When someone says "formal night" everyone just knows you're talking about a cruise. Whether you look forward to donning a three piece suit, or you try as best as you can to avoid wearing shoes, you'll want to plan for whatever the more "dressed up" evenings are on your next cruise.
There is no maritime law for formal night schedules - such laws are usually reserved for safety concerns and how to handle an emotionally distraught cruise blogger that's been on stuck on shore for months. Let's look at a few ways you can try and figure out exactly when you'll need to break out the nice clothes, or as is often the case for me, what night you'll be heading to the buffet instead of the dining room.
Is There a Formal Night?
Before worrying about when formal night is, make sure there is one. Norwegian Cruise Line doesn't have formal evenings with their "Freestyle" cruising. This is also true of a number of luxury lines, some of which may have a strict dress code most evenings, and others, like Oceania, which are more relaxed throughout the whole cruise. Before checking your cruise line website, you should also know that many lines have moved toward different names (and levels of dress) for these special evenings. This includes Celebrity's Evening Chic, Carnival's Cruise Elegant Nights, and Holland America Line's Gala Nights. Interestingly, Royal Caribbean has, in addition to formal nights, "Wear Your Best" nights on sailings of five nights or less - which is essentially "formal night light", and their ship Empress of the Seas has no formal nights at all.
How Many Formal Nights Are There?
This varies by cruise line, but even more, by cruise length. Here are some common guidelines - but of course, there are always exceptions.
- Unusually short cruises, like the two-nighter we recently enjoyed on Celebrity Infinity often have no formal nights.
- Sailings of ten or fewer nights usually have two formal nights.
- Most lines have three formal nights on sailings of 14 nights or more, though Royal Caribbean often features three formal evenings on sailings of 11 nights or more.
- If you're on a back-to-back sailing, where you're staying on for two cruises of seven nights (for example), keep in mind the points above are based on the ship's scheduled itinerary - not yours.
When Isn't Formal Night?
This may seem a strange way of wording things, but it's often easier to work out this way. It's very uncommon to have a formal night on the first or last night of the cruise. Beyond folks often just wanting to take it easy these nights, it's also because on the first night you may not have your luggage in time - or you may want things pressed. Similarly, on the last night of the cruise many folks pack up all but the bare essentials before going to dinner. Unless you're my maternal grandfather, a tie is probably not on your essentials list.
Common Formal Evening Schedules

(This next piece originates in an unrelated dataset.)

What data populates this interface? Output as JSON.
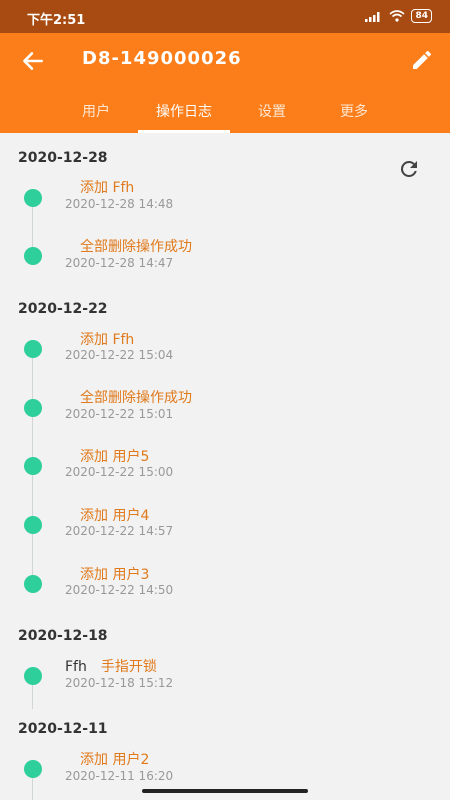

Many of the larger lines will, for cruises of around a week in length, make formal nights the second and next-to-last evenings. If however one of those nights you're scheduled to be in port until after 6:00 or 7:00pm, they'll likely not schedule formal night for that day of your trip, and instead, move it to another day. On Royal Caribbean it is a bit more predictable, with Oasis class ships' formal nights on days two and five on Western Caribbean itineraries and days two and six on Eastern Caribbean itineraries.
How to Find Exactly When Your Formal Nights Will Be
You can't. Cruise lines don't even know for sure, as while they often have plans, plans change. Itineraries can change, so can schedules, and those in charge might make a change at any time. You can however get a good idea of what they're planning. In addition to those tips noted above, if you can find a recent daily program from a cruise on the same ship and itinerary that you're sailing, you can find out what nights were formal, what activities and entertainment were available, and more. Again - it's not a guarantee, but it can help you figure out what to expect. We have a growing collection of daily programs from cruises, and you might want to check here for a giant collection of Royal Caribbean Cruise Compasses.
How You Can Help Others Figure It Out
Simple! Report back on our message boards (or share anything you'd like about cruising while there), and if you have past daily programs from any cruise line, contact us and include the file in a DropBox or other link, or just ask and we'll help you email them or even send them by post.